HOW TO COMPLETE THIS TASK: Give back all of the data unchanged. Keep every word as it is.
(ENTRIES SHOWN Opens)
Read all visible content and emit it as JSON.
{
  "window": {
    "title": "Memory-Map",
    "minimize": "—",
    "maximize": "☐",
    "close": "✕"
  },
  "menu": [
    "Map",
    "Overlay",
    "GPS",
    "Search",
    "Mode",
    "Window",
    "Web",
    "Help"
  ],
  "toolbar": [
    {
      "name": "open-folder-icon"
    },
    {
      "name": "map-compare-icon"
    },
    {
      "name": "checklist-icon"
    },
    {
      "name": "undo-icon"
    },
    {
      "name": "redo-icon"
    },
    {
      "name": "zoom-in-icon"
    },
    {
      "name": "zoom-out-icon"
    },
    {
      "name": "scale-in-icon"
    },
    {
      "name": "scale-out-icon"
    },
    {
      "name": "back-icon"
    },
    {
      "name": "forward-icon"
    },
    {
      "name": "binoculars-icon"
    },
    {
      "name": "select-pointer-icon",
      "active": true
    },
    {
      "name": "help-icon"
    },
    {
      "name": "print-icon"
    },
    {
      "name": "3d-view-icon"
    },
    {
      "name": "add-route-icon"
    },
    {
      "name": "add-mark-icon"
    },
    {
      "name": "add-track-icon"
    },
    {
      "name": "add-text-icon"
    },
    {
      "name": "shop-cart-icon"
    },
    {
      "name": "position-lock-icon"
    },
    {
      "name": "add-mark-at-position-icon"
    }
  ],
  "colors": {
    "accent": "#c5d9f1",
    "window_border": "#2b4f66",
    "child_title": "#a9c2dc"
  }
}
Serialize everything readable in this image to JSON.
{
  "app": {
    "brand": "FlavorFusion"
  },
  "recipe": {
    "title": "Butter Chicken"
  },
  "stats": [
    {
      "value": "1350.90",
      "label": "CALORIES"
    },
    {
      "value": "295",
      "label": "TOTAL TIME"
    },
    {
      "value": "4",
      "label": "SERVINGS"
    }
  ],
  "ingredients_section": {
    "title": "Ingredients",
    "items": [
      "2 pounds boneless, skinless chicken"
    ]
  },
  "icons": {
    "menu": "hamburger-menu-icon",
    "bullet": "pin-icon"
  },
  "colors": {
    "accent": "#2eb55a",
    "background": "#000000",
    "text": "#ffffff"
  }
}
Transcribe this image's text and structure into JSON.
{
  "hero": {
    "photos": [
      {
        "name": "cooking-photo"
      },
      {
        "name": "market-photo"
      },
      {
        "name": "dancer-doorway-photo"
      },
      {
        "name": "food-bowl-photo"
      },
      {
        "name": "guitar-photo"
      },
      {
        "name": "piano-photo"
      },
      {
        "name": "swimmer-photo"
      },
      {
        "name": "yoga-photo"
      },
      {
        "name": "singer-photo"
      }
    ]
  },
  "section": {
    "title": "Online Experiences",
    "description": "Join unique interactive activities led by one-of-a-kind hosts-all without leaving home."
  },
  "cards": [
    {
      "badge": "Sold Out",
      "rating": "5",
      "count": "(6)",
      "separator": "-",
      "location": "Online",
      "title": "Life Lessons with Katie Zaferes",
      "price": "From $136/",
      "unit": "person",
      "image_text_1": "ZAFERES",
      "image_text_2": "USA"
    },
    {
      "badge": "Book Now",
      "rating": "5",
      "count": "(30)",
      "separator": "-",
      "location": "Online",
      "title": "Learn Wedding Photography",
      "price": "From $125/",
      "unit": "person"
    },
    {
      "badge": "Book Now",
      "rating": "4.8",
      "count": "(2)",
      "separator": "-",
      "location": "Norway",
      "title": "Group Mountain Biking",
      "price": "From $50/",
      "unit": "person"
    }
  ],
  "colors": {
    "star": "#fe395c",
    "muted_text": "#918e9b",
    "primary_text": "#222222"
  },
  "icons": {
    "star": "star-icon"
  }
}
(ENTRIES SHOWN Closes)
WRITTEN ANSWER:
Read all visible content and emit it as JSON.
{
  "window": {
    "title": "Memory-Map",
    "minimize": "—",
    "maximize": "☐",
    "close": "✕"
  },
  "menu": [
    "Map",
    "Overlay",
    "GPS",
    "Search",
    "Mode",
    "Window",
    "Web",
    "Help"
  ],
  "toolbar": [
    {
      "name": "open-folder-icon"
    },
    {
      "name": "map-compare-icon"
    },
    {
      "name": "checklist-icon"
    },
    {
      "name": "undo-icon"
    },
    {
      "name": "redo-icon"
    },
    {
      "name": "zoom-in-icon"
    },
    {
      "name": "zoom-out-icon"
    },
    {
      "name": "scale-in-icon"
    },
    {
      "name": "scale-out-icon"
    },
    {
      "name": "back-icon"
    },
    {
      "name": "forward-icon"
    },
    {
      "name": "binoculars-icon"
    },
    {
      "name": "select-pointer-icon",
      "active": true
    },
    {
      "name": "help-icon"
    },
    {
      "name": "print-icon"
    },
    {
      "name": "3d-view-icon"
    },
    {
      "name": "add-route-icon"
    },
    {
      "name": "add-mark-icon"
    },
    {
      "name": "add-track-icon"
    },
    {
      "name": "add-text-icon"
    },
    {
      "name": "shop-cart-icon"
    },
    {
      "name": "position-lock-icon"
    },
    {
      "name": "add-mark-at-position-icon"
    }
  ],
  "colors": {
    "accent": "#c5d9f1",
    "window_border": "#2b4f66",
    "child_title": "#a9c2dc"
  }
}
Serialize everything readable in this image to JSON.
{
  "app": {
    "brand": "FlavorFusion"
  },
  "recipe": {
    "title": "Butter Chicken"
  },
  "stats": [
    {
      "value": "1350.90",
      "label": "CALORIES"
    },
    {
      "value": "295",
      "label": "TOTAL TIME"
    },
    {
      "value": "4",
      "label": "SERVINGS"
    }
  ],
  "ingredients_section": {
    "title": "Ingredients",
    "items": [
      "2 pounds boneless, skinless chicken"
    ]
  },
  "icons": {
    "menu": "hamburger-menu-icon",
    "bullet": "pin-icon"
  },
  "colors": {
    "accent": "#2eb55a",
    "background": "#000000",
    "text": "#ffffff"
  }
}
Transcribe this image's text and structure into JSON.
{
  "hero": {
    "photos": [
      {
        "name": "cooking-photo"
      },
      {
        "name": "market-photo"
      },
      {
        "name": "dancer-doorway-photo"
      },
      {
        "name": "food-bowl-photo"
      },
      {
        "name": "guitar-photo"
      },
      {
        "name": "piano-photo"
      },
      {
        "name": "swimmer-photo"
      },
      {
        "name": "yoga-photo"
      },
      {
        "name": "singer-photo"
      }
    ]
  },
  "section": {
    "title": "Online Experiences",
    "description": "Join unique interactive activities led by one-of-a-kind hosts-all without leaving home."
  },
  "cards": [
    {
      "badge": "Sold Out",
      "rating": "5",
      "count": "(6)",
      "separator": "-",
      "location": "Online",
      "title": "Life Lessons with Katie Zaferes",
      "price": "From $136/",
      "unit": "person",
      "image_text_1": "ZAFERES",
      "image_text_2": "USA"
    },
    {
      "badge": "Book Now",
      "rating": "5",
      "count": "(30)",
      "separator": "-",
      "location": "Online",
      "title": "Learn Wedding Photography",
      "price": "From $125/",
      "unit": "person"
    },
    {
      "badge": "Book Now",
      "rating": "4.8",
      "count": "(2)",
      "separator": "-",
      "location": "Norway",
      "title": "Group Mountain Biking",
      "price": "From $50/",
      "unit": "person"
    }
  ],
  "colors": {
    "star": "#fe395c",
    "muted_text": "#918e9b",
    "primary_text": "#222222"
  },
  "icons": {
    "star": "star-icon"
  }
}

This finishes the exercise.